Jamaica Cares travel insurance to come on stream in the first quarter of 2021.
Tourism Minister Edmund Bartlett has disclosed that Jamaica is anticipating as much as a 40 per cent increase in visitor arrivals for the winter tourist season, which officially starts today.
In a statement to Parliament this afternoon (December 15) Bartlett argued that this 40 per cent increase over last year is very much achievable given the preceding periods of massive downturn caused by the global pandemic. Declaring that this increase “augurs well for the 70 per cent of our furloughed tourism workers, who are still off the job,” Bartlett expressed confidence that the sector will rebound, as it has done many times before.
“I will remind you that tourism has been the most resilient sector of the national economy over the past 30 years, having expanded by 36 per cent against total cumulative economic growth of 10 per cent,” the tourism minister told members of parliament attending today’s meeting of the House of Representatives.
Robust tourist arrivals since sector reopened
He pointed to preliminary figures from the Jamaica Tourist Board indicating that, between the June 15 reopening of the tourism sector and December 14, some 317,701 passengers arrived in the island, while the sector has earned more than US$450 million. The JTB is currently maintaining strong engagement with tour operators and airline companies to drive bookings for the winter season.
Bartlett disclosed that Jamaica Cares, which is a ground-breaking travel protection and emergency services programme, should come on stream in the first quarter of 2021. Jamaica Cares provides visitors with cost of medical care, evacuations, field rescue, case management and patient advocacy in all circumstances up to and including natural disasters.
As it relates to COVID-19, the protection plan also covers testing for symptomatic travellers, quarantine/isolation in a medical facility or sanctioned quarantine facilities and evacuation, if necessary. When implemented, Jamaica Cares is expected to position Jamaica as one of the most COVID-resilient countries in the world.
Final arrangements being made for Jamaica Cares
The tourism minister told the House of Representatives that Jamaica is currently in discussions with the airlines to finalise arrangements for the travel insurance programme.
He contended that this new framework would considerably lessen the burden on the local health system and ensure that Jamaicans are not deprived of well-needed health resources.
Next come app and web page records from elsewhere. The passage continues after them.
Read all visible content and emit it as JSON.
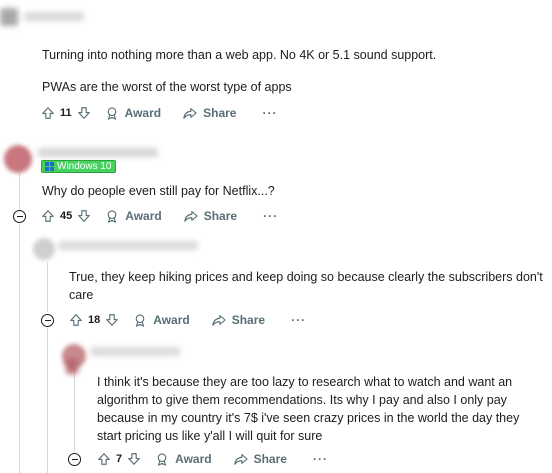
{
  "comments": [
    {
      "lines": [
        "Turning into nothing more than a web app. No 4K or 5.1 sound support.",
        "",
        "PWAs are the worst of the worst type of apps"
      ],
      "votes": "11",
      "award_label": "Award",
      "share_label": "Share",
      "more_label": "···"
    },
    {
      "flair": "Windows 10",
      "lines": [
        "Why do people even still pay for Netflix...?"
      ],
      "votes": "45",
      "award_label": "Award",
      "share_label": "Share",
      "more_label": "···"
    },
    {
      "lines": [
        "True, they keep hiking prices and keep doing so because clearly the subscribers don't",
        "care"
      ],
      "votes": "18",
      "award_label": "Award",
      "share_label": "Share",
      "more_label": "···"
    },
    {
      "lines": [
        "I think it's because they are too lazy to research what to watch and want an",
        "algorithm to give them recommendations. Its why I pay and also I only pay",
        "because in my country it's 7$ i've seen crazy prices in the world the day they",
        "start pricing us like y'all I will quit for sure"
      ],
      "votes": "7",
      "award_label": "Award",
      "share_label": "Share",
      "more_label": "···"
    }
  ],
  "colors": {
    "flair_bg": "#46d160",
    "meta_text": "#576f76",
    "thread_line": "#d7dadc"
  },
  "icons": [
    "upvote-icon",
    "downvote-icon",
    "award-icon",
    "share-icon",
    "collapse-icon",
    "windows-logo-icon"
  ]
}
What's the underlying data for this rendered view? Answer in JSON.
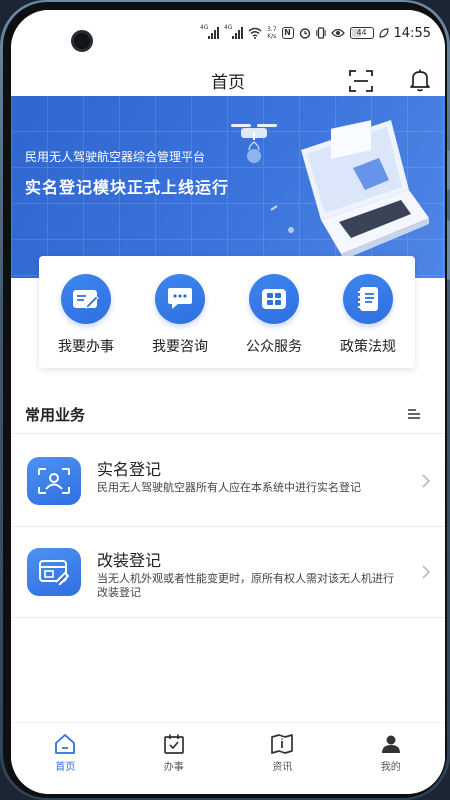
{
  "status_bar": {
    "network_tag_1": "4G",
    "network_tag_2": "4G",
    "speed_value": "3.7",
    "speed_unit": "K/s",
    "battery_level": "44",
    "time": "14:55"
  },
  "header": {
    "title": "首页"
  },
  "banner": {
    "subtitle": "民用无人驾驶航空器综合管理平台",
    "headline": "实名登记模块正式上线运行"
  },
  "quick_actions": [
    {
      "label": "我要办事",
      "icon": "edit-document-icon"
    },
    {
      "label": "我要咨询",
      "icon": "chat-bubble-icon"
    },
    {
      "label": "公众服务",
      "icon": "grid-apps-icon"
    },
    {
      "label": "政策法规",
      "icon": "notebook-icon"
    }
  ],
  "common_business": {
    "title": "常用业务",
    "items": [
      {
        "title": "实名登记",
        "description": "民用无人驾驶航空器所有人应在本系统中进行实名登记",
        "icon": "id-profile-icon"
      },
      {
        "title": "改装登记",
        "description": "当无人机外观或者性能变更时，原所有权人需对该无人机进行改装登记",
        "icon": "modify-edit-icon"
      }
    ]
  },
  "tab_bar": {
    "tabs": [
      {
        "label": "首页",
        "icon": "home-icon",
        "active": true
      },
      {
        "label": "办事",
        "icon": "calendar-check-icon",
        "active": false
      },
      {
        "label": "资讯",
        "icon": "open-book-icon",
        "active": false
      },
      {
        "label": "我的",
        "icon": "person-icon",
        "active": false
      }
    ]
  },
  "colors": {
    "accent": "#2f6fe0",
    "banner": "#3b74dc",
    "text": "#222222"
  }
}
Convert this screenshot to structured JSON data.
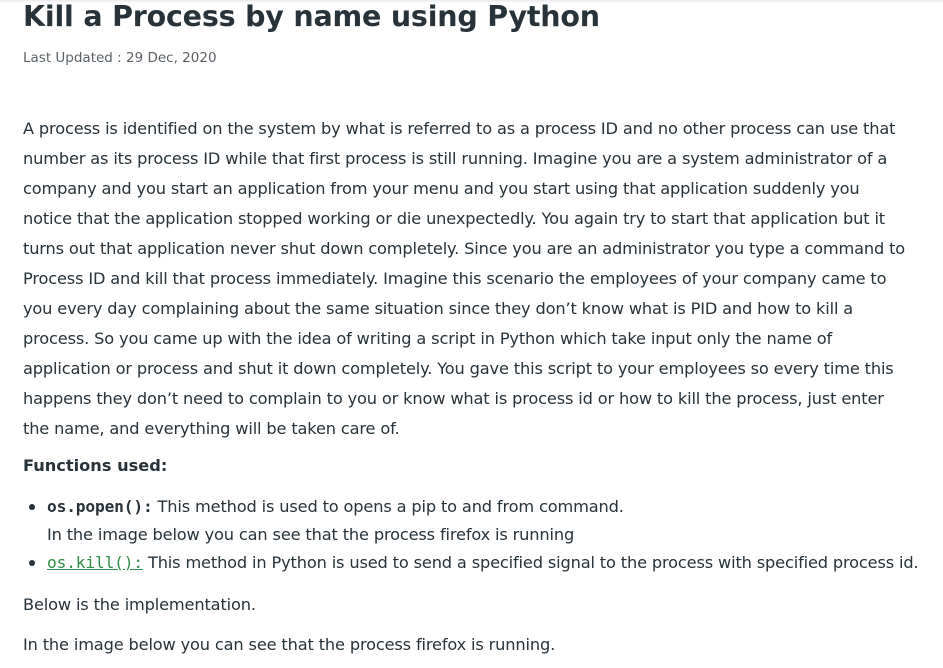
{
  "article": {
    "title": "Kill a Process by name using Python",
    "last_updated": "Last Updated : 29 Dec, 2020",
    "intro_lines": [
      "A process is identified on the system by what is referred to as a process ID and no other process can use that",
      "number as its process ID while that first process is still running. Imagine you are a system administrator of a",
      "company and you start an application from your menu and you start using that application suddenly you",
      "notice that the application stopped working or die unexpectedly. You again try to start that application but it",
      "turns out that application never shut down completely. Since you are an administrator you type a command to",
      "Process ID and kill that process immediately. Imagine this scenario the employees of your company came to",
      "you every day complaining about the same situation since they don’t know what is PID and how to kill a",
      "process. So you came up with the idea of writing a script in Python which take input only the name of",
      "application or process and shut it down completely. You gave this script to your employees so every time this",
      "happens they don’t need to complain to you or know what is process id or how to kill the process, just enter",
      "the name, and everything will be taken care of."
    ],
    "functions_heading": "Functions used:",
    "functions": [
      {
        "name": "os.popen():",
        "description": " This method is used to opens a pip to and from command.",
        "extra": "In the image below you can see that the process firefox is running"
      },
      {
        "name": "os.kill():",
        "description": " This method in Python is used to send a specified signal to the process with specified process id."
      }
    ],
    "implementation_text": "Below is the implementation.",
    "image_caption": "In the image below you can see that the process firefox is running."
  },
  "colors": {
    "text": "#273239",
    "link": "#2f8d46",
    "meta": "#5b6166"
  }
}
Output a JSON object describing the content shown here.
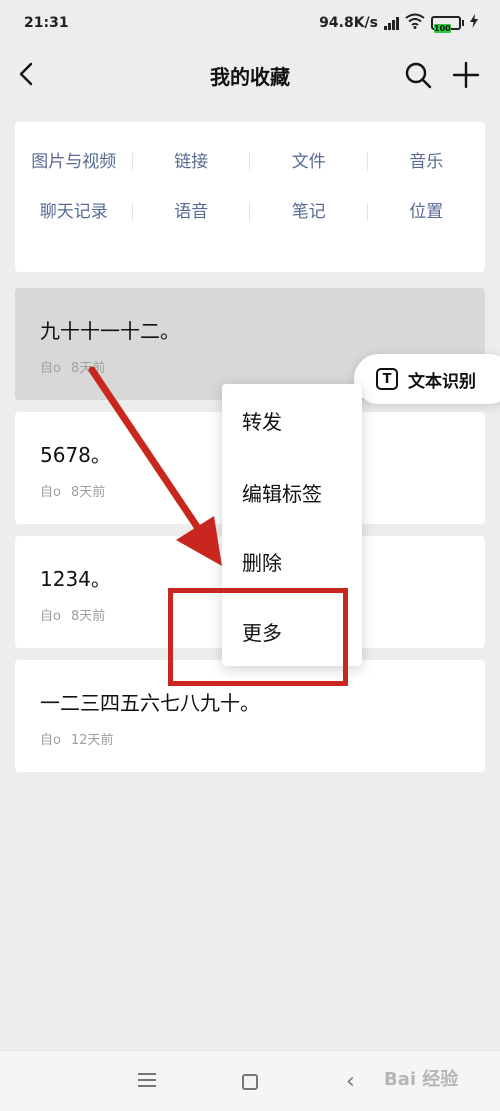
{
  "status_bar": {
    "time": "21:31",
    "network_speed": "94.8K/s",
    "network_tag": "HD",
    "battery_level": "100"
  },
  "top_bar": {
    "title": "我的收藏"
  },
  "categories": [
    "图片与视频",
    "链接",
    "文件",
    "音乐",
    "聊天记录",
    "语音",
    "笔记",
    "位置"
  ],
  "favorites": [
    {
      "text": "九十十一十二。",
      "source": "自o",
      "time": "8天前"
    },
    {
      "text": "5678。",
      "source": "自o",
      "time": "8天前"
    },
    {
      "text": "1234。",
      "source": "自o",
      "time": "8天前"
    },
    {
      "text": "一二三四五六七八九十。",
      "source": "自o",
      "time": "12天前"
    }
  ],
  "ocr_chip": {
    "icon_glyph": "T",
    "label": "文本识别"
  },
  "context_menu": [
    "转发",
    "编辑标签",
    "删除",
    "更多"
  ],
  "watermark": "Bai 经验",
  "colors": {
    "background": "#ededed",
    "category_text": "#576b95",
    "highlight": "#d8d8d8",
    "annotation_red": "#c8261f"
  }
}
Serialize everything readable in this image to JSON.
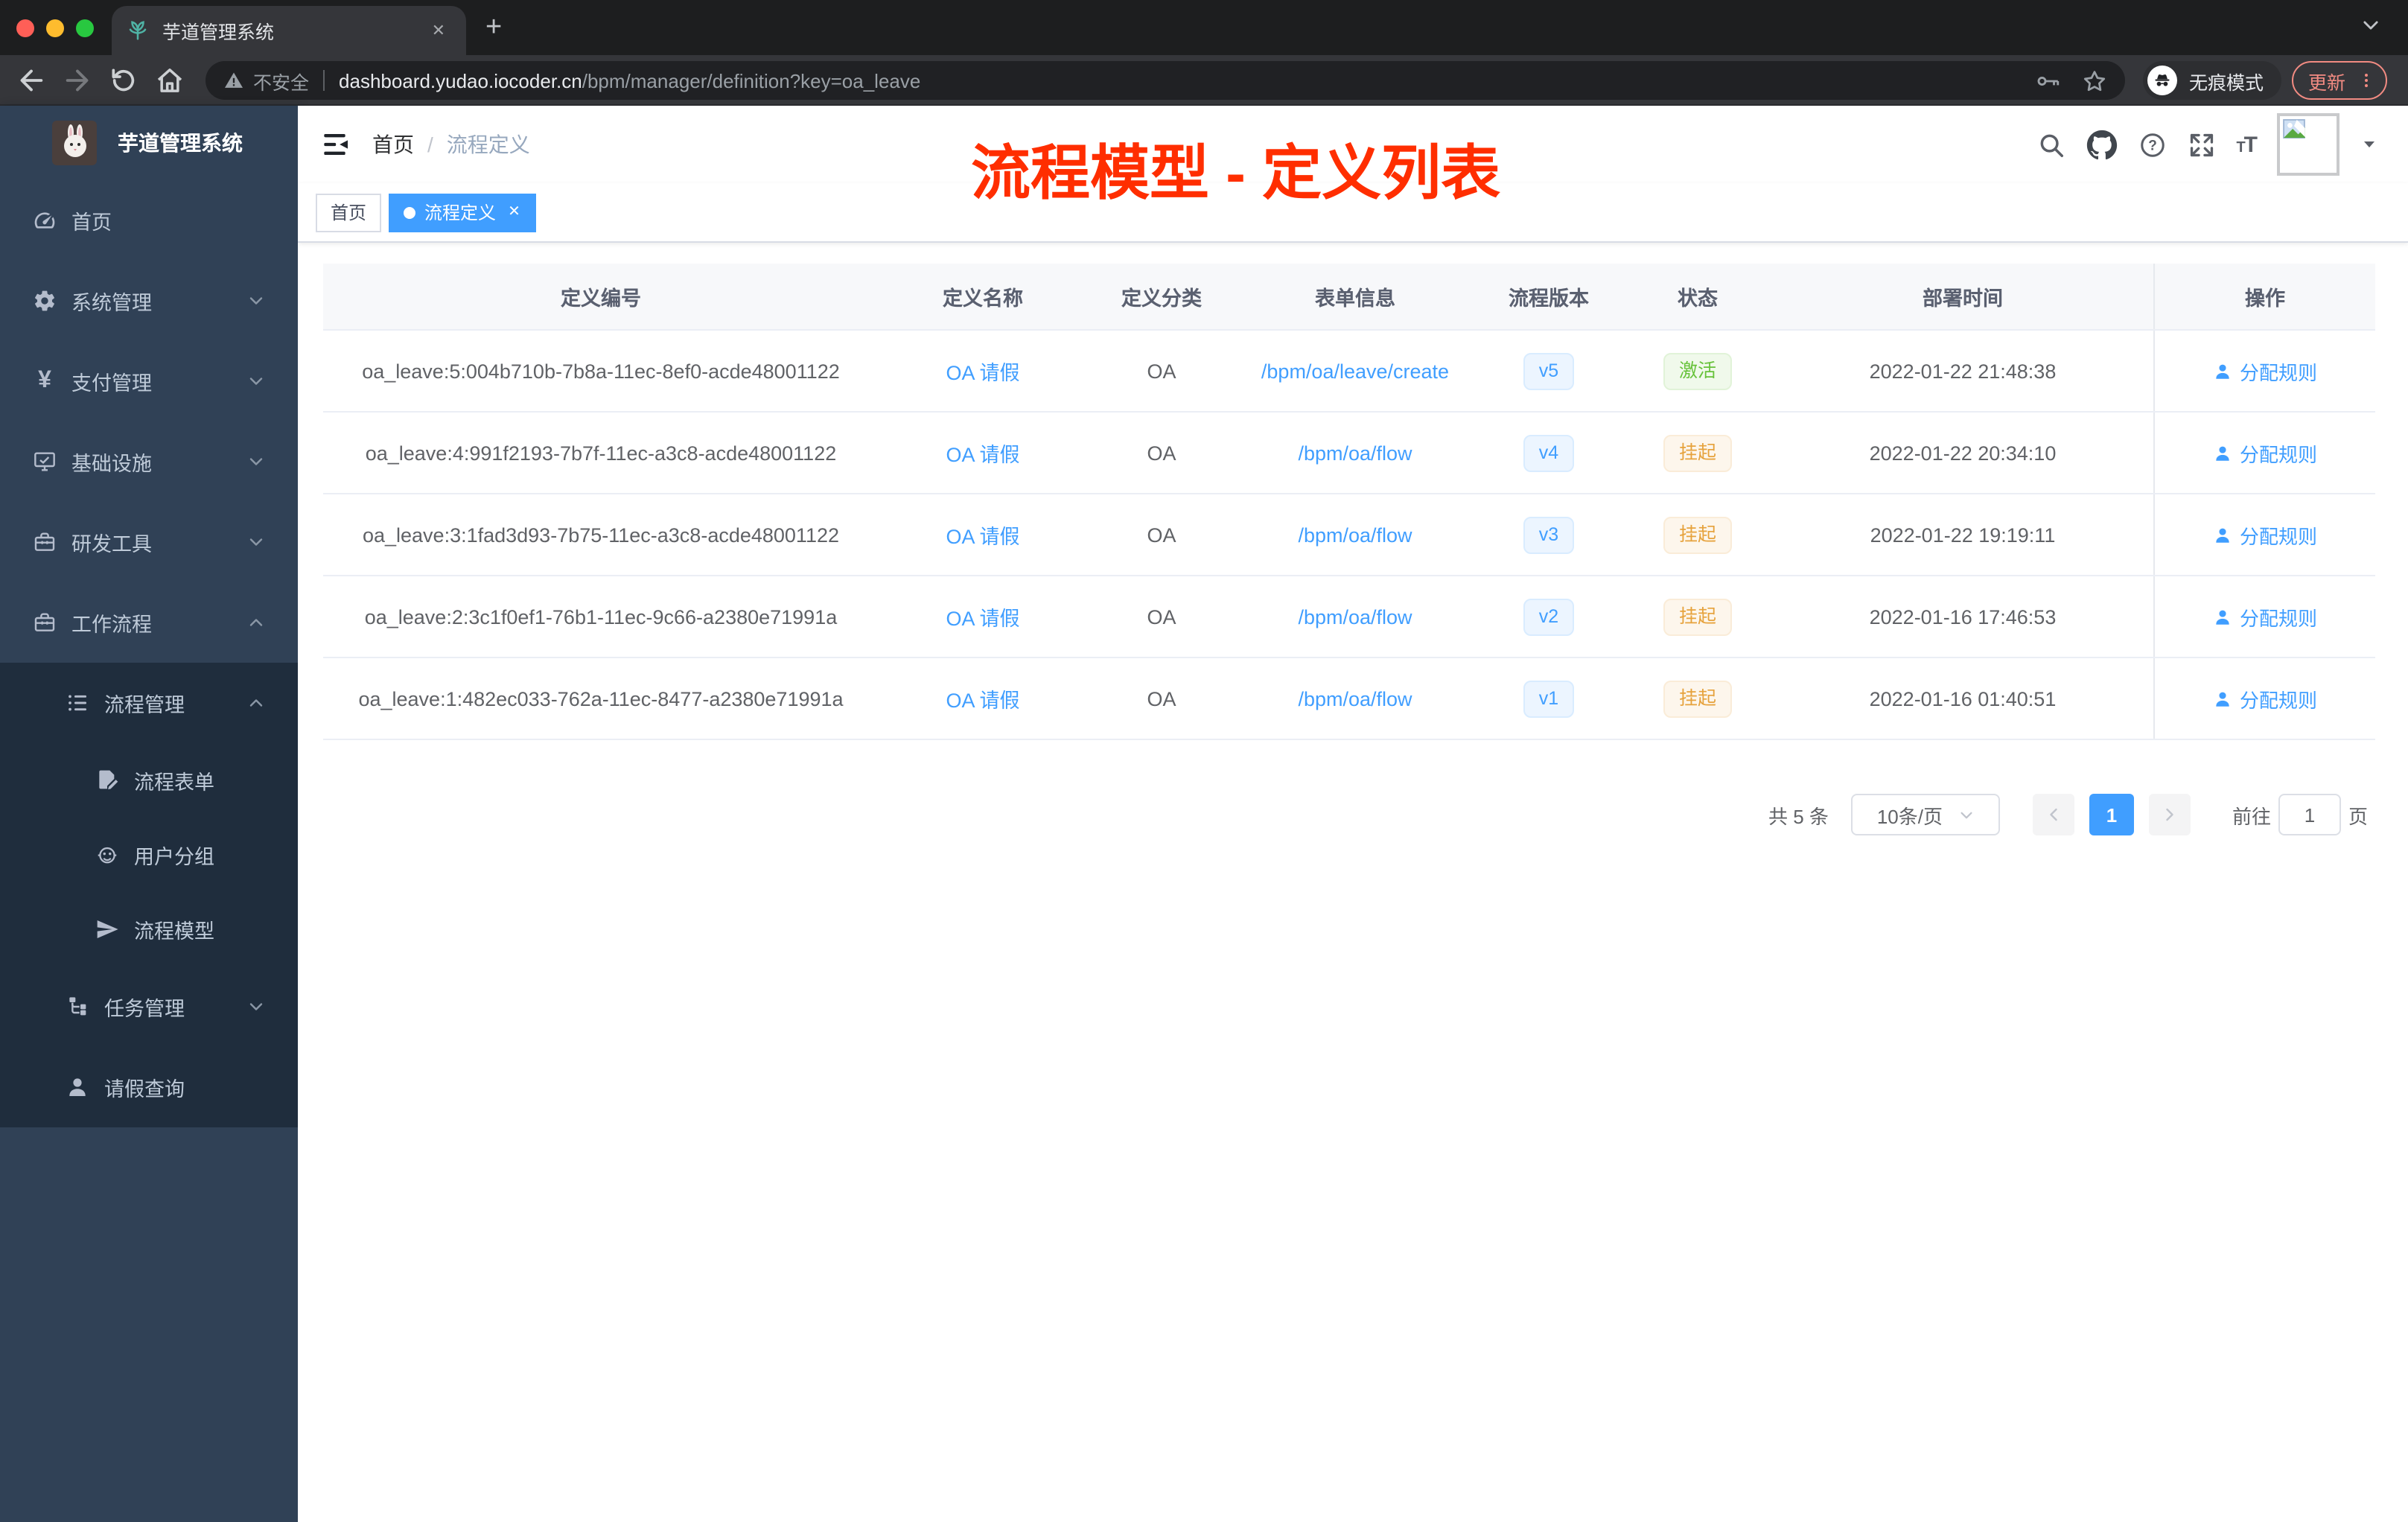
{
  "browser": {
    "tab_title": "芋道管理系统",
    "security_label": "不安全",
    "url_domain": "dashboard.yudao.iocoder.cn",
    "url_path": "/bpm/manager/definition?key=oa_leave",
    "incognito_label": "无痕模式",
    "update_label": "更新"
  },
  "sidebar": {
    "app_title": "芋道管理系统",
    "menu": [
      {
        "label": "首页",
        "icon": "dashboard",
        "level": 0
      },
      {
        "label": "系统管理",
        "icon": "gear",
        "level": 0,
        "chevron": "down"
      },
      {
        "label": "支付管理",
        "icon": "yen",
        "level": 0,
        "chevron": "down"
      },
      {
        "label": "基础设施",
        "icon": "monitor",
        "level": 0,
        "chevron": "down"
      },
      {
        "label": "研发工具",
        "icon": "toolbox",
        "level": 0,
        "chevron": "down"
      },
      {
        "label": "工作流程",
        "icon": "toolbox",
        "level": 0,
        "chevron": "up"
      },
      {
        "label": "流程管理",
        "icon": "listtree",
        "level": 1,
        "chevron": "up"
      },
      {
        "label": "流程表单",
        "icon": "formdoc",
        "level": 2
      },
      {
        "label": "用户分组",
        "icon": "robot",
        "level": 2
      },
      {
        "label": "流程模型",
        "icon": "plane",
        "level": 2
      },
      {
        "label": "任务管理",
        "icon": "tasktree",
        "level": 1,
        "chevron": "down"
      },
      {
        "label": "请假查询",
        "icon": "user",
        "level": 1
      }
    ]
  },
  "header": {
    "breadcrumb_home": "首页",
    "breadcrumb_separator": "/",
    "breadcrumb_current": "流程定义",
    "annotation": "流程模型 - 定义列表",
    "annotation_color": "#ff2e00"
  },
  "tags": {
    "home": "首页",
    "active": "流程定义"
  },
  "table": {
    "columns": [
      "定义编号",
      "定义名称",
      "定义分类",
      "表单信息",
      "流程版本",
      "状态",
      "部署时间",
      "操作"
    ],
    "action_label": "分配规则",
    "rows": [
      {
        "id": "oa_leave:5:004b710b-7b8a-11ec-8ef0-acde48001122",
        "name": "OA 请假",
        "category": "OA",
        "form": "/bpm/oa/leave/create",
        "version": "v5",
        "status": "激活",
        "status_type": "success",
        "deployed": "2022-01-22 21:48:38"
      },
      {
        "id": "oa_leave:4:991f2193-7b7f-11ec-a3c8-acde48001122",
        "name": "OA 请假",
        "category": "OA",
        "form": "/bpm/oa/flow",
        "version": "v4",
        "status": "挂起",
        "status_type": "warning",
        "deployed": "2022-01-22 20:34:10"
      },
      {
        "id": "oa_leave:3:1fad3d93-7b75-11ec-a3c8-acde48001122",
        "name": "OA 请假",
        "category": "OA",
        "form": "/bpm/oa/flow",
        "version": "v3",
        "status": "挂起",
        "status_type": "warning",
        "deployed": "2022-01-22 19:19:11"
      },
      {
        "id": "oa_leave:2:3c1f0ef1-76b1-11ec-9c66-a2380e71991a",
        "name": "OA 请假",
        "category": "OA",
        "form": "/bpm/oa/flow",
        "version": "v2",
        "status": "挂起",
        "status_type": "warning",
        "deployed": "2022-01-16 17:46:53"
      },
      {
        "id": "oa_leave:1:482ec033-762a-11ec-8477-a2380e71991a",
        "name": "OA 请假",
        "category": "OA",
        "form": "/bpm/oa/flow",
        "version": "v1",
        "status": "挂起",
        "status_type": "warning",
        "deployed": "2022-01-16 01:40:51"
      }
    ]
  },
  "pagination": {
    "total": "共 5 条",
    "page_size": "10条/页",
    "current_page": "1",
    "goto_label": "前往",
    "goto_value": "1",
    "unit_label": "页"
  },
  "colors": {
    "accent_blue": "#409eff",
    "annotation_red": "#ff2e00",
    "status_active_green": "#67c23a",
    "status_suspend_orange": "#e6a23c",
    "sidebar_bg": "#304156",
    "submenu_bg": "#1f2d3d"
  }
}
In a show of confidence in Destination Jamaica, Bartlett said Jamaica’s airline partners have committed 1.1 million seats for the winter season, as the destination seeks to regain its strong footing in the marketplace. Of that number, some 450,000 are out of the United States, Jamaica’s largest source market.
While these seat numbers are 40 per cent less than the last winter season, they are significantly up from where they were in the fall.
Flights returning to Jamaica
Jamaica, Bartlett said, is seeing positive activity out of other important markets too, such as England, where on the weekend British Airways resumed fights between London Gatwick and Sangster International Airport after an 11-year hiatus.
The twice-weekly BA flight will operate for the winter season until April 17, 2021 with a capacity of 31 business class, 52 premium economy and 250 economy seats. Copa Airlines resumed weekly service to Jamaica on December 7 with a flight from Tocumen Airport in Panama City, Panama to Sangster International Airport.
This was the airline’s first flight to the island since the closure of the country’s borders earlier this year as part of measures to stem the spread of COVID-19. The resumption is expected to strengthen Jamaica’s efforts to get into this market, as COPA Airlines services more than 80 gateways in Latin America.
Resilient Corridors working; no COVID cases reported
Bartlett also spoke about Jamaica’s tourism protocols, which received the global endorsement of the World Travel & Tourism Council, complement to its highly successful Resilient Corridors to the north and south of the island.
The Resilient Corridors, designed to keep workers, communities and visitors safe by only opening an area that can be effectively monitored and managed.
“To date, there has been no known case of transmission of COVID-19 along the Resilient Corridors, which is proof that our highly regarded health and safety protocols are working and testament to the high level of compliance by tourism stakeholders,“ Bartlett boasted.
He added that this is why, internationally, Jamaica is regarded as a leading example of how to create a safe and seamless travel experience for the country’s visitors.
Visitors to the island are now able to enjoy more of its unique offerings, as many of the COVID-19-compliant attractions are now open to tourists. In addition, tourists can now stay in multiple accommodation facilities within the Resilient Corridors, allowing visitors the opportunity to experience more than one resort region on one trip.